[Element data from apps and pages]
..............................

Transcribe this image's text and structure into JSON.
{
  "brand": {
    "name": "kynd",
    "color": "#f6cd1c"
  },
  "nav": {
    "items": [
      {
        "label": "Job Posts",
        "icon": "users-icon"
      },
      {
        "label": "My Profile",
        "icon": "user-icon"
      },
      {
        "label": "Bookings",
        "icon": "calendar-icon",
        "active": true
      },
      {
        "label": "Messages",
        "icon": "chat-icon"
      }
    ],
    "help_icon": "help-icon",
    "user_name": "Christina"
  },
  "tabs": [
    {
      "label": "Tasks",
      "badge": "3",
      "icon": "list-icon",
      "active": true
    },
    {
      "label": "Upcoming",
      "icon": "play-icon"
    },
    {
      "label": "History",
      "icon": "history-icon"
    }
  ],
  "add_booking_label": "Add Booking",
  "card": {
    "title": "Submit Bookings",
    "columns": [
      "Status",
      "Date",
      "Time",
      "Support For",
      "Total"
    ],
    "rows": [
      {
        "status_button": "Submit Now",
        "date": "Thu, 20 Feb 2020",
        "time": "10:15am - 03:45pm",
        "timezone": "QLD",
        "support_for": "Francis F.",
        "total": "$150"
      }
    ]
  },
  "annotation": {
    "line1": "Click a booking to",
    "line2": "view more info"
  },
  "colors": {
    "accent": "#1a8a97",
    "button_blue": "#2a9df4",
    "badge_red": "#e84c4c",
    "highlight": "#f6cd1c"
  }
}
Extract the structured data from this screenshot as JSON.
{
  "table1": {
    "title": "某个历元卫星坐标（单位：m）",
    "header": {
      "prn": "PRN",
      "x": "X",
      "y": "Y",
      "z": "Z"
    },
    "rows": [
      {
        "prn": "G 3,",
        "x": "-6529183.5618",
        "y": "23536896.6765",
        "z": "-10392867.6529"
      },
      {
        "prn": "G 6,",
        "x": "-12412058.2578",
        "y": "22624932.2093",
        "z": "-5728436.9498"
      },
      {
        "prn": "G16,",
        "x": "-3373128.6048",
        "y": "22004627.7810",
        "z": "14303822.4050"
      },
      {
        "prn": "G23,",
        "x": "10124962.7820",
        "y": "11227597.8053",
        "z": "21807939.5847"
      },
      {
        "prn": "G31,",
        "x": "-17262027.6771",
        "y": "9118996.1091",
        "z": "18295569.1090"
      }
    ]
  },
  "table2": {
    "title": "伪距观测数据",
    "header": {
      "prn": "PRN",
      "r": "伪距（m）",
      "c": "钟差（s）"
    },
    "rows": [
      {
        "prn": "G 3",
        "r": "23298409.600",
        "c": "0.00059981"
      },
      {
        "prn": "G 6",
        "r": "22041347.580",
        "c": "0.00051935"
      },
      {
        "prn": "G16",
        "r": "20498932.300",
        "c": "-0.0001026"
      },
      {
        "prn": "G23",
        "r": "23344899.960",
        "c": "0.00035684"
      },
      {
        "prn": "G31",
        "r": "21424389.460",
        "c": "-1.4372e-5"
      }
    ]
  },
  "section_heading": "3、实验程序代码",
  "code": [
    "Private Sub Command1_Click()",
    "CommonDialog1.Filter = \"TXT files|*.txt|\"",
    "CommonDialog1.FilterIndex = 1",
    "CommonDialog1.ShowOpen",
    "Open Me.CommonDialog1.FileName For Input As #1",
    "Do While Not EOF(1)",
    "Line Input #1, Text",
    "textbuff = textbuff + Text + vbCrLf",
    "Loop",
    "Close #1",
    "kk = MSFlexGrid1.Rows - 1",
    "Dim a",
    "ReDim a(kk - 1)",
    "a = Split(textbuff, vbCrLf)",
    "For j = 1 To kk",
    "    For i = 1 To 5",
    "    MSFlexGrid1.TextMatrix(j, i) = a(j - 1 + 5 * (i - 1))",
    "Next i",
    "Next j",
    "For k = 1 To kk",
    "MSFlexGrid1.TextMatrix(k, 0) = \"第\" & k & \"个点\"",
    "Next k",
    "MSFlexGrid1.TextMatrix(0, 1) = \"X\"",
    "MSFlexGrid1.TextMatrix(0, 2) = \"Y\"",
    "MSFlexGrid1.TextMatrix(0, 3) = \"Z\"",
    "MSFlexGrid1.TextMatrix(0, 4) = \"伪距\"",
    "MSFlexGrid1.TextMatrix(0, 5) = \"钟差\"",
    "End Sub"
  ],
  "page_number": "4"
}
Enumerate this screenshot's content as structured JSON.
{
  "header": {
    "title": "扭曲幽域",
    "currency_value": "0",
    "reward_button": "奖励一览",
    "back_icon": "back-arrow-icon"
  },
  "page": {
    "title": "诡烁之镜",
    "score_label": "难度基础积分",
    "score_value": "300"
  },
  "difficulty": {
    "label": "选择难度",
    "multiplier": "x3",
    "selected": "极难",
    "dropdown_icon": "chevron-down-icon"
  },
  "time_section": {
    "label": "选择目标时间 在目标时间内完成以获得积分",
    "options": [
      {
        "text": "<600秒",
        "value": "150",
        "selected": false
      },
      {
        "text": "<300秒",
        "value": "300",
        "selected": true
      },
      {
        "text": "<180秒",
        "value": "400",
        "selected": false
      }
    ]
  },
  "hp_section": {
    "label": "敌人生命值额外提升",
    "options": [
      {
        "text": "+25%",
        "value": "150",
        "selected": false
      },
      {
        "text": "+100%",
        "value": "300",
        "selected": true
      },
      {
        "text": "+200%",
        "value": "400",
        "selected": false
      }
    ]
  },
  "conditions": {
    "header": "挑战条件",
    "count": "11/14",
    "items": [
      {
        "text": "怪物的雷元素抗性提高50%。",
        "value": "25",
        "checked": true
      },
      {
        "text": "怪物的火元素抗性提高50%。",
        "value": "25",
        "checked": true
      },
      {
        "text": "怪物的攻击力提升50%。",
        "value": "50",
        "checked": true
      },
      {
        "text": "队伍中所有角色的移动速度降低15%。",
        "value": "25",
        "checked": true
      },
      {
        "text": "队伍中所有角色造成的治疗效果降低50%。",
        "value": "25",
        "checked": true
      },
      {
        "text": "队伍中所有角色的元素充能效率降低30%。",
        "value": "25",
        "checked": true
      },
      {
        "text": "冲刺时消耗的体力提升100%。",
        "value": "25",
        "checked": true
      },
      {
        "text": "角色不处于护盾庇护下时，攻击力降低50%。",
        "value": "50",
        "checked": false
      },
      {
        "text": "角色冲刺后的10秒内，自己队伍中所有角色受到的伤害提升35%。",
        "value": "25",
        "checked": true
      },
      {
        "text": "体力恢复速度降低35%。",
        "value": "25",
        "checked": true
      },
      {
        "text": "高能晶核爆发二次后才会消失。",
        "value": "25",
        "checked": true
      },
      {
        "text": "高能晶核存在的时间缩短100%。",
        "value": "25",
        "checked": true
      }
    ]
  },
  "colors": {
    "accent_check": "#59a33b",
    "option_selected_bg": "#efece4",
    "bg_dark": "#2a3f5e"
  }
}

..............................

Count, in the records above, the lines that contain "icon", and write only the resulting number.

10